Segment Open
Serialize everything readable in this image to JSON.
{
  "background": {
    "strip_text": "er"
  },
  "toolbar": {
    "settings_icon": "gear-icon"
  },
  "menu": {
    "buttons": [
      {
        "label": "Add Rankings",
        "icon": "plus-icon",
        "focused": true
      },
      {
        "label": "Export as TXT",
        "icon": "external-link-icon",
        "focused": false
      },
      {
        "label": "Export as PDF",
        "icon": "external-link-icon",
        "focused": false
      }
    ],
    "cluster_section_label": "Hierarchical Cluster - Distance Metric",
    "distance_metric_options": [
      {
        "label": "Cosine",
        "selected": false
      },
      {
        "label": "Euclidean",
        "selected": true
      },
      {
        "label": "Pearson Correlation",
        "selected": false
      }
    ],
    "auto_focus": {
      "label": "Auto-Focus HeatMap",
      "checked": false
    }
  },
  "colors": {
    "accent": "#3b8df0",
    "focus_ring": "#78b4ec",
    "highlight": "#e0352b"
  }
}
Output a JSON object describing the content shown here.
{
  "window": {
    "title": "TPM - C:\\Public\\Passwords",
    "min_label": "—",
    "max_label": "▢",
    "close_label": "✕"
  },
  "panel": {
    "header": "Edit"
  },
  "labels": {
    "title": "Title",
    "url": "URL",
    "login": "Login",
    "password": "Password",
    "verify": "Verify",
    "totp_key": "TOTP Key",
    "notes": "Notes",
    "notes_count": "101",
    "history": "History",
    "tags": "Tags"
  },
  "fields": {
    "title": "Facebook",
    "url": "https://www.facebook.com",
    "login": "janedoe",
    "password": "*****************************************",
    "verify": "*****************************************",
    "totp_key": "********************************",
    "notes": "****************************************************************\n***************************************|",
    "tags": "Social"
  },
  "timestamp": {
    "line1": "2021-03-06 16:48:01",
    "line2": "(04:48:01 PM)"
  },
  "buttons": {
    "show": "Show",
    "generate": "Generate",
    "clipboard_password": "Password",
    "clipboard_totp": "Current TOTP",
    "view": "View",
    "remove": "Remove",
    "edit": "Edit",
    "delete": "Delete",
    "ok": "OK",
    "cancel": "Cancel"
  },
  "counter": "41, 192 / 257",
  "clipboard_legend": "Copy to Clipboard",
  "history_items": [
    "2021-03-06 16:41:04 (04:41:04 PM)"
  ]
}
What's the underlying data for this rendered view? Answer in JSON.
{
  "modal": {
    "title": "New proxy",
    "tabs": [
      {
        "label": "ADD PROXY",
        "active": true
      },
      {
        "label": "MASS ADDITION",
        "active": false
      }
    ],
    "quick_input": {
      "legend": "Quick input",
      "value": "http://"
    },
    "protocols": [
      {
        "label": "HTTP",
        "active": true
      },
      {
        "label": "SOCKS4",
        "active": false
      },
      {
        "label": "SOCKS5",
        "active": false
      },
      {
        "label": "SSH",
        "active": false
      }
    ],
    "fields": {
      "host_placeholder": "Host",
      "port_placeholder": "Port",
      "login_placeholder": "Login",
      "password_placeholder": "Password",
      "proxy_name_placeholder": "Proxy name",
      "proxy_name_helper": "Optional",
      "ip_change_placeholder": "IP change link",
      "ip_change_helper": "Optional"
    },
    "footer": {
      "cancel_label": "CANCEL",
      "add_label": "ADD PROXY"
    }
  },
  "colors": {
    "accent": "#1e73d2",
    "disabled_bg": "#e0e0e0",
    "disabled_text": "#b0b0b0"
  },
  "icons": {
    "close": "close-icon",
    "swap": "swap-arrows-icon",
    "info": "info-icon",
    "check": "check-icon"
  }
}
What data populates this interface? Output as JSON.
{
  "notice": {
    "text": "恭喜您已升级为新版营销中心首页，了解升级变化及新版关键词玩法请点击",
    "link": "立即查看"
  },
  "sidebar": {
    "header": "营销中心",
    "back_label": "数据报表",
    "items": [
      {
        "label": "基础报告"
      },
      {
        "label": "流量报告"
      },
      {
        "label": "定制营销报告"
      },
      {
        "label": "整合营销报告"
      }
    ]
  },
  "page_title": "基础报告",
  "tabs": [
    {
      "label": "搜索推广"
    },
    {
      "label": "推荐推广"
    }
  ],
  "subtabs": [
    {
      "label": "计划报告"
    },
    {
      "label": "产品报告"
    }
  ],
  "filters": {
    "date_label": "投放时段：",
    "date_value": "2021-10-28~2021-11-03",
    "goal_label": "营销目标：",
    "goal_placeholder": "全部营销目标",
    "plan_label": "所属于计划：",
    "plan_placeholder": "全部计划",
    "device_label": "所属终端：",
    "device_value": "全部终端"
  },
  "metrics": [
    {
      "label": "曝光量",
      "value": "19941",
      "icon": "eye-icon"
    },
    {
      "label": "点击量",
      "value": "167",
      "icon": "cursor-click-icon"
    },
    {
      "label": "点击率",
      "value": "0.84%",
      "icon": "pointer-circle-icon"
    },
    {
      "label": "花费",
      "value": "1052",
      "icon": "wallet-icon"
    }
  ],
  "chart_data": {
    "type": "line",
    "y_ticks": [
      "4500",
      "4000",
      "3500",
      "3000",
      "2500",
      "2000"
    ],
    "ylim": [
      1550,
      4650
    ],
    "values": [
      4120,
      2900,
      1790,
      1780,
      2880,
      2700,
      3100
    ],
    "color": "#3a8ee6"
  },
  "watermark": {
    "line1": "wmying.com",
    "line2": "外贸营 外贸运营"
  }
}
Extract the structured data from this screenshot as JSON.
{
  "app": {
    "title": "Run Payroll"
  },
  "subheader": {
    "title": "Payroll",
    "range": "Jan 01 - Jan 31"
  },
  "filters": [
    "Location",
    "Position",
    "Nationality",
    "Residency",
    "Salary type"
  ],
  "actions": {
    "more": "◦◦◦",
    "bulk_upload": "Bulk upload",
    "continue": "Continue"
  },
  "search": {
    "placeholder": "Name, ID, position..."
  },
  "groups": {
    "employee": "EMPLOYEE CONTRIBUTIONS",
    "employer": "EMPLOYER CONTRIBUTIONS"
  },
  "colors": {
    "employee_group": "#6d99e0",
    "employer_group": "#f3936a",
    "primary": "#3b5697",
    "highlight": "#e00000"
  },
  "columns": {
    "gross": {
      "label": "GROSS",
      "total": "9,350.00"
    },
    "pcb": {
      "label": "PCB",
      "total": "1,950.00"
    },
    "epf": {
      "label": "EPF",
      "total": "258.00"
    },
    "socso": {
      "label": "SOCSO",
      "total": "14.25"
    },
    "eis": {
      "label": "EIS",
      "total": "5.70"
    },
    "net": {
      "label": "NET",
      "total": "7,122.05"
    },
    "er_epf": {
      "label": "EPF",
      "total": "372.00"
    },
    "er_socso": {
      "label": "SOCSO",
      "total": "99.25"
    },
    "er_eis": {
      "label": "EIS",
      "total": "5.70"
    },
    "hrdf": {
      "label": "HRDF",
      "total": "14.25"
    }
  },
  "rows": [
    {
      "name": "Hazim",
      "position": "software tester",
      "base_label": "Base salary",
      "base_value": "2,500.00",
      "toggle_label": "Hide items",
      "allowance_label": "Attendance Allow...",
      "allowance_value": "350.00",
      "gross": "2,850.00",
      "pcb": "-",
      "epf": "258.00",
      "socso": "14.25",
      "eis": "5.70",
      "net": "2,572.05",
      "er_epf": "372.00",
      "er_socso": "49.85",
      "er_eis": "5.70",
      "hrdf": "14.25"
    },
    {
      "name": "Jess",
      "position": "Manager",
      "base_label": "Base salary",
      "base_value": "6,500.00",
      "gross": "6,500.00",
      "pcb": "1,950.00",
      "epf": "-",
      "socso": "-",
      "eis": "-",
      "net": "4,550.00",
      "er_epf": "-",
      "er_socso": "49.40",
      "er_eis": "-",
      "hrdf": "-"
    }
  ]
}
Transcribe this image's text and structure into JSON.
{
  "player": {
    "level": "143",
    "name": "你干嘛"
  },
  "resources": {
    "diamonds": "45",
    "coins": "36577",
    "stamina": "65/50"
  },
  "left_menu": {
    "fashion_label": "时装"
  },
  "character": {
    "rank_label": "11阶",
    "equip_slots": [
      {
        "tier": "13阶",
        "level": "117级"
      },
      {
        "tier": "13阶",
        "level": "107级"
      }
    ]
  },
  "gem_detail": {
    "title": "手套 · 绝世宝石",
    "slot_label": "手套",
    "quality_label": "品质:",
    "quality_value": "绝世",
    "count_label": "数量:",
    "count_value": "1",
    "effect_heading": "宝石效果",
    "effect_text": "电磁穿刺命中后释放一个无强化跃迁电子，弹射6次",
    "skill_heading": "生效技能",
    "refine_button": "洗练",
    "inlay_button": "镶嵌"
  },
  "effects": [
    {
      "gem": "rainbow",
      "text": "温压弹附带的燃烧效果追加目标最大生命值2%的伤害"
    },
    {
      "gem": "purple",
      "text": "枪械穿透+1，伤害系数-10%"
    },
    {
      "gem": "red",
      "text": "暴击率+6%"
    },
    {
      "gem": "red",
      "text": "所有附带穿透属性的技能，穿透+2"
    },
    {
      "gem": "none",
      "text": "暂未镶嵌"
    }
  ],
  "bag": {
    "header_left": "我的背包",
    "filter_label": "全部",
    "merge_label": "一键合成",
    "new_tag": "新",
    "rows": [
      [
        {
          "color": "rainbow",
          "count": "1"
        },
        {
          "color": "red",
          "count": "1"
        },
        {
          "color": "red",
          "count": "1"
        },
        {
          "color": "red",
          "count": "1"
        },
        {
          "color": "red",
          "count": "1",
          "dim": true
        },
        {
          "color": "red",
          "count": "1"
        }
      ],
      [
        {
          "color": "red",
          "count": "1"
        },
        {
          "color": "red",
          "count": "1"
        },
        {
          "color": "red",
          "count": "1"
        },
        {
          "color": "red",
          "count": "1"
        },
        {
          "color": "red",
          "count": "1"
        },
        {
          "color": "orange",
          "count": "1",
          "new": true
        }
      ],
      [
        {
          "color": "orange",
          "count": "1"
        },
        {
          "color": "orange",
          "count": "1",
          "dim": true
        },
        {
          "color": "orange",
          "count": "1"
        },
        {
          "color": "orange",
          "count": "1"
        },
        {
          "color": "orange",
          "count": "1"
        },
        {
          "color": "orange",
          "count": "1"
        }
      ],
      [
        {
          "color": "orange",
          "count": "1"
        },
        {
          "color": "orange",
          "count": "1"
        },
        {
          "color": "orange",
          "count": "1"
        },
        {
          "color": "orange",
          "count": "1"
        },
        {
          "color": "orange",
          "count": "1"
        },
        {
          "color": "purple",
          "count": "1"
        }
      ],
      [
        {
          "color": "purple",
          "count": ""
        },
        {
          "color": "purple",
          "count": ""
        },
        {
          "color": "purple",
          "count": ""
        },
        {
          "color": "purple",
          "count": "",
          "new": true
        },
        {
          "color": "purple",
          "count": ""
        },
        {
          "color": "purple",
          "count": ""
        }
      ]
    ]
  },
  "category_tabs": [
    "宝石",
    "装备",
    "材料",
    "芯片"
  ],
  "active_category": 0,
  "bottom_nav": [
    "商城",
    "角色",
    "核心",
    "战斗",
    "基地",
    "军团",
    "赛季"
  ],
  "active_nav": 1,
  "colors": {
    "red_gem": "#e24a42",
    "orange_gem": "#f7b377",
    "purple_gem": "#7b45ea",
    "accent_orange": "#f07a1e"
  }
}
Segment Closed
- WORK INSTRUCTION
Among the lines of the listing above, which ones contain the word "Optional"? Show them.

- RESULT
      "proxy_name_helper": "Optional",
      "ip_change_helper": "Optional"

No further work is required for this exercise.